Fredi Simpson, the Republican national committeewoman from Washington State, has yet to pick a candidate for the first ballot, but she knows one thing: “I don’t have an objection to Chairman Steele.”
In fact, she’s got an argument in his favor: He’s a grassroots kind of guy. “Chairman Steele came to my little town. I live in the middle of the state — you have to pass the mountains to get to me,” Simpson explains. Grassroots activists appreciate Steele’s four visits to the Evergreen State, particularly because he favored the smaller counties, Simpson contends. They want a chairman who will “mingle with them, embrace them, [and] not shun them.”

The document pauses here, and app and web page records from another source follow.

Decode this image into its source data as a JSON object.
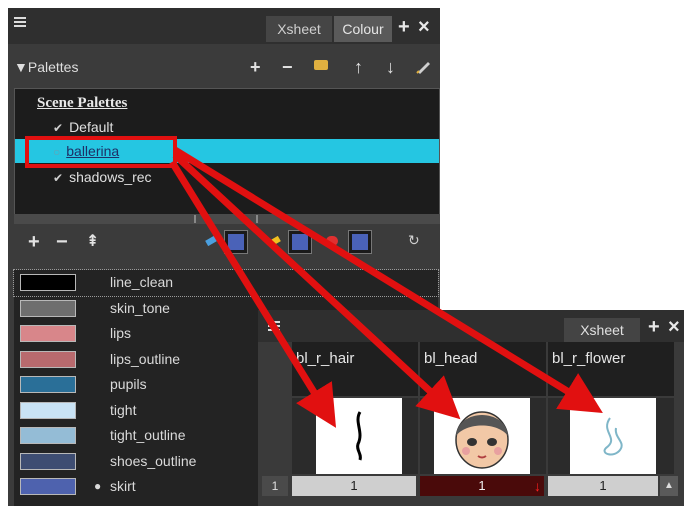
{
  "colour_panel": {
    "tabs": {
      "xsheet": "Xsheet",
      "colour": "Colour"
    },
    "header_buttons": {
      "add": "+",
      "close": "×"
    },
    "palettes_label": "Palettes",
    "palette_toolbar": {
      "add": "+",
      "remove": "−",
      "move_up": "↑",
      "move_down": "↓"
    },
    "palette_list": {
      "header": "Scene Palettes",
      "items": [
        "Default",
        "ballerina",
        "shadows_rec"
      ],
      "selected": "ballerina"
    },
    "swatch_toolbar": {
      "add": "+",
      "remove": "−"
    },
    "colours": [
      {
        "name": "line_clean",
        "color": "#000000",
        "selected": true
      },
      {
        "name": "skin_tone",
        "color": "#6e6e6e"
      },
      {
        "name": "lips",
        "color": "#d8868a"
      },
      {
        "name": "lips_outline",
        "color": "#b86a6e"
      },
      {
        "name": "pupils",
        "color": "#2a6f98"
      },
      {
        "name": "tight",
        "color": "#c9e3f5"
      },
      {
        "name": "tight_outline",
        "color": "#94bcd6"
      },
      {
        "name": "shoes_outline",
        "color": "#3e4d72"
      },
      {
        "name": "skirt",
        "color": "#4e62ae",
        "marker": "●"
      }
    ]
  },
  "xsheet_panel": {
    "tab": "Xsheet",
    "header_buttons": {
      "add": "+",
      "close": "×"
    },
    "columns": [
      {
        "name": "bl_r_hair",
        "frame": "1"
      },
      {
        "name": "bl_head",
        "frame": "1"
      },
      {
        "name": "bl_r_flower",
        "frame": "1"
      }
    ],
    "row_number": "1"
  },
  "colors": {
    "highlight": "#e11010",
    "selection": "#25c6e2"
  }
}
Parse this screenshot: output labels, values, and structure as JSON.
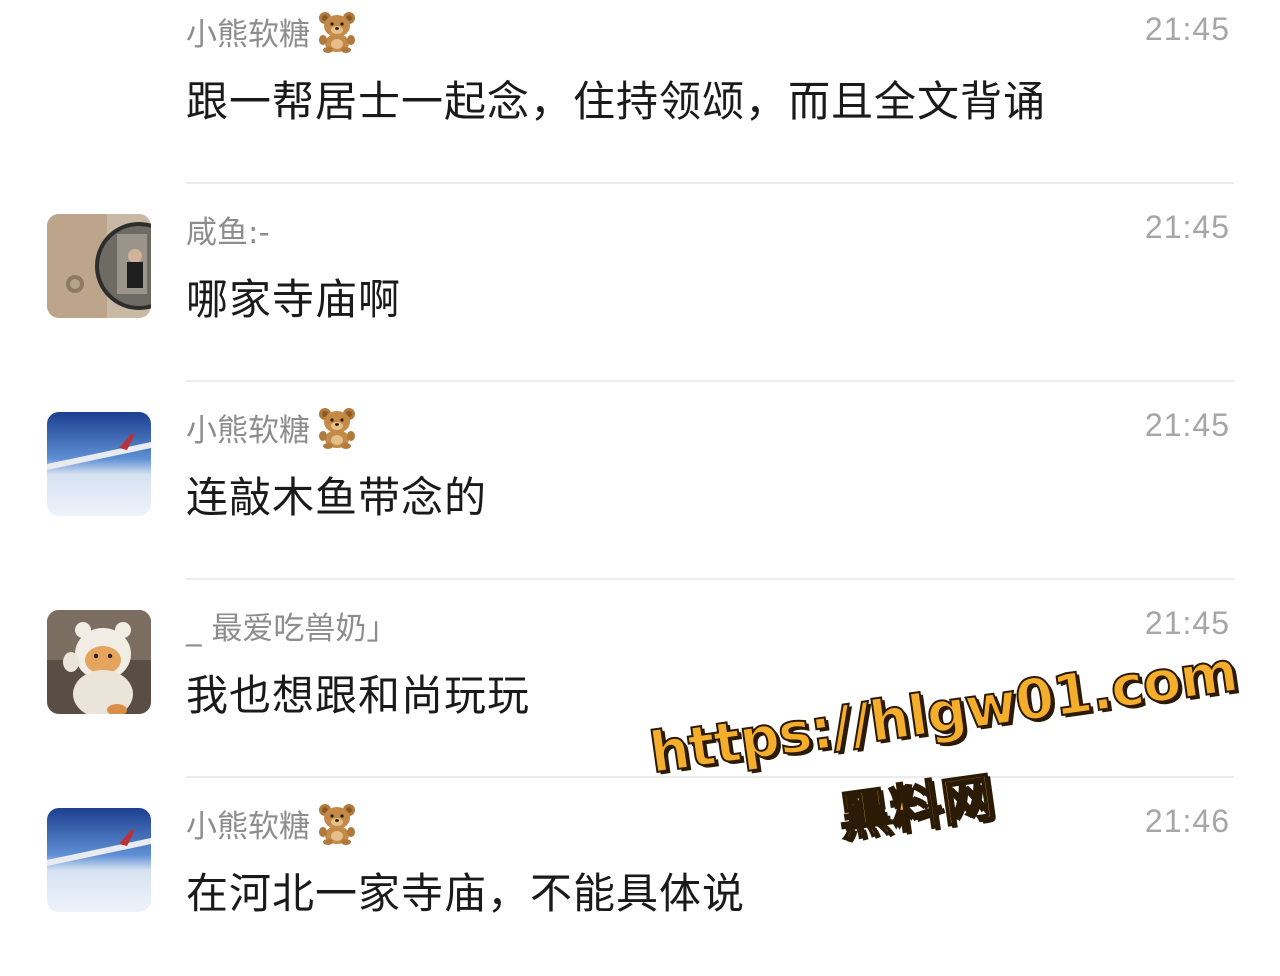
{
  "messages": [
    {
      "sender": "小熊软糖",
      "time": "21:45",
      "text": "跟一帮居士一起念，住持领颂，而且全文背诵",
      "avatar": "none"
    },
    {
      "sender": "咸鱼:-",
      "time": "21:45",
      "text": "哪家寺庙啊",
      "avatar": "mirror-selfie-avatar"
    },
    {
      "sender": "小熊软糖",
      "time": "21:45",
      "text": "连敲木鱼带念的",
      "avatar": "airplane-wing-avatar"
    },
    {
      "sender": "_ 最爱吃兽奶」",
      "time": "21:45",
      "text": "我也想跟和尚玩玩",
      "avatar": "cartoon-bear-avatar"
    },
    {
      "sender": "小熊软糖",
      "time": "21:46",
      "text": "在河北一家寺庙，不能具体说",
      "avatar": "airplane-wing-avatar"
    }
  ],
  "watermark": {
    "url": "https://hlgw01.com",
    "name": "黑料网"
  },
  "colors": {
    "sender_text": "#8d8d8d",
    "time_text": "#a6a6a6",
    "message_text": "#1a1a1a",
    "divider": "#ececec",
    "watermark_fill": "#f5ae2b"
  }
}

What’s more, Simpson worries the other candidates may be less down to earth. “Would they come to the smaller communities or are they of the elite where they will only . . . hobnob with the rich, because that’s what they’ve been used to these last several years?” she wonders. That said, Simpson has good things to say about all the candidates, except Reince Priebus, who she says neglected to warn the committee of its problems — if there really were any. Ann Wagner and Maria Cino have “top-notch résumés,” and Saul Anuzis is in her current top two — along with Steele.
Simpson’s favorable opinion of the chairman stems in part from his outspokenness. “Last summer, one of our top Republican leaders — not from my state — told the state chairman, national committeeman, and me that we needed to get rid of Steele. And this was before the debt.” Frustrated by these backroom comments, Simpson asks, “Are we going to elect somebody who’s simply going to be a puppet for the Republican leaders or are we going to have someone who speaks out on behalf of the grassroots?”